The grievances against the sari are many; the sheer difficulty in wearing it, the impossible mission of walking in one and the paraphernalia of matching clothing required, the lurking suspicion of loose ends and unintentionally revealed skin (deliberately uncovered skin needs to seen) are nothing compared to the task of keeping them starched and ironed . In spite of these horrors, I love donning saris, crisp cottons in summer and pure silk in winter. It is the concept of the blouse that I find encumbering (is there such a word?) It must have been an evil tailor who made that item of clothing a must, like The Joker releasing contaminated cosmetics in Gotham City.

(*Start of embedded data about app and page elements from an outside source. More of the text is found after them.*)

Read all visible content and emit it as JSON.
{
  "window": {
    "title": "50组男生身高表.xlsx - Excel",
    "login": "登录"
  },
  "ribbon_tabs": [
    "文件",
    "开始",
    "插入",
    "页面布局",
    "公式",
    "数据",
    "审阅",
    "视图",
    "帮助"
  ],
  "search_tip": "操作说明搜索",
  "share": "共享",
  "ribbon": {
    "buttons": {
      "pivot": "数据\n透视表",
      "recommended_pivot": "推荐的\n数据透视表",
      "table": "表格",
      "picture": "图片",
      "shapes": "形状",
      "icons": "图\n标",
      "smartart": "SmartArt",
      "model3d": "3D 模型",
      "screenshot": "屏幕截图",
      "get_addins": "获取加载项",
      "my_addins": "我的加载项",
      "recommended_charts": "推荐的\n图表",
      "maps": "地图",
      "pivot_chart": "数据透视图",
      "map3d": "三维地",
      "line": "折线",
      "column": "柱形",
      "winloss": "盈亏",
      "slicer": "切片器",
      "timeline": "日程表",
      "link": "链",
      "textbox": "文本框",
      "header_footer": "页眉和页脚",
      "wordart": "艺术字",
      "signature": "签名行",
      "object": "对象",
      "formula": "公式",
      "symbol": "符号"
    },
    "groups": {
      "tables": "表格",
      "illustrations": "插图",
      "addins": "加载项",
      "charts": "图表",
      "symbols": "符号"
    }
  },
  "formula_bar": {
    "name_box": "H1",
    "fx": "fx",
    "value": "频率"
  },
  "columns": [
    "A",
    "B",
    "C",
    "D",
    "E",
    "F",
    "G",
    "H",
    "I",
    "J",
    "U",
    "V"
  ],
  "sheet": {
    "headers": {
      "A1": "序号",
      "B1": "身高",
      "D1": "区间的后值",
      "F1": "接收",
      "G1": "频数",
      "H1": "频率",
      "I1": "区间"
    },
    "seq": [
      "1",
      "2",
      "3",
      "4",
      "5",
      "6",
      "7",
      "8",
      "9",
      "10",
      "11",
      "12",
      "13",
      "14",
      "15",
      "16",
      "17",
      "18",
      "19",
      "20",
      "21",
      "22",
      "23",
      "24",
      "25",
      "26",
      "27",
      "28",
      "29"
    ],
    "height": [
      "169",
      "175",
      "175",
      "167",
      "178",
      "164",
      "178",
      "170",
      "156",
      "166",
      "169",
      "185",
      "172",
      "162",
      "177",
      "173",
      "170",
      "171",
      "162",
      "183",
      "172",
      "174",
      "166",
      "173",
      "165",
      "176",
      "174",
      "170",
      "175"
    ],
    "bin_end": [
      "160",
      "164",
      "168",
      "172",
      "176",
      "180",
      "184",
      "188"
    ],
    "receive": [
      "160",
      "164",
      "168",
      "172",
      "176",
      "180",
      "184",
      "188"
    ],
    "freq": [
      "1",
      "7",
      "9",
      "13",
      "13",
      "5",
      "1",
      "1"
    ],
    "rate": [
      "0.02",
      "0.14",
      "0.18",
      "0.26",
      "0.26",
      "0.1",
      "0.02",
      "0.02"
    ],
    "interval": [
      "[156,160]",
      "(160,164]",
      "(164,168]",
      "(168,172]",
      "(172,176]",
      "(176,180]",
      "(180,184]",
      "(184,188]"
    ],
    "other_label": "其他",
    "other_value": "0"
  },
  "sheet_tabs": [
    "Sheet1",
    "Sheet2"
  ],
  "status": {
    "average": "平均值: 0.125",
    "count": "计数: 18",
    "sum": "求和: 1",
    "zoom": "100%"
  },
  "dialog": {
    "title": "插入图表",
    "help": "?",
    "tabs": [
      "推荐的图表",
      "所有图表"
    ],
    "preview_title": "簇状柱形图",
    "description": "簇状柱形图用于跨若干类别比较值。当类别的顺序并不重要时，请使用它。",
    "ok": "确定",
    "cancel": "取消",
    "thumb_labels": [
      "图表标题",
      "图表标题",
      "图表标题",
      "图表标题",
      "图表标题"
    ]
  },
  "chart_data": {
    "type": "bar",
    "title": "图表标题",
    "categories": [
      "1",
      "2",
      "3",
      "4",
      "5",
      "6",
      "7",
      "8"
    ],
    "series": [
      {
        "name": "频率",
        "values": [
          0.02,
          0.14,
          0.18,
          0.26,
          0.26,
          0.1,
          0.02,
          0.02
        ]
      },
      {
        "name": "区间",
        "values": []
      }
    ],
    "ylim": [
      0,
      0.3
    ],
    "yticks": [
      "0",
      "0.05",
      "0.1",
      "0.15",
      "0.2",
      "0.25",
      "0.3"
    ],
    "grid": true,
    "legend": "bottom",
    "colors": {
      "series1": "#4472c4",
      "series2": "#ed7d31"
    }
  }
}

Anyway, I was pleasantly surprised to find that a book on saris is doing the rounds
I hope it will not meet the fate of Loose Cannon’s …er… sorry Shashi Tharoor’s take on the matter. The furore among the females that it aroused forced the poor man to offer an explanation. [ I wonder why Taroor does not join Bollywood as an actor. He looks pretty enough and it wouldn’t be hard to pack on some packs.] I sympathise with him though; most of what he says is misconstrued and he gets pounced upon. And like him, I feel it wouldn't be too much to do for the Indian woman to wear saris oftener.
During my trip to China, I wore salwars and was the only one in the entire population to do so. Of course, I did stand out like a sore thumb (thumb is actually quite a good comparison), but I got to be a minor celebrity, with the Chinese wanting to get photographed with me, feeling my plaited hair, aaahing at my nose stud and ooohing at my bindi. I wish I'd packed some saris.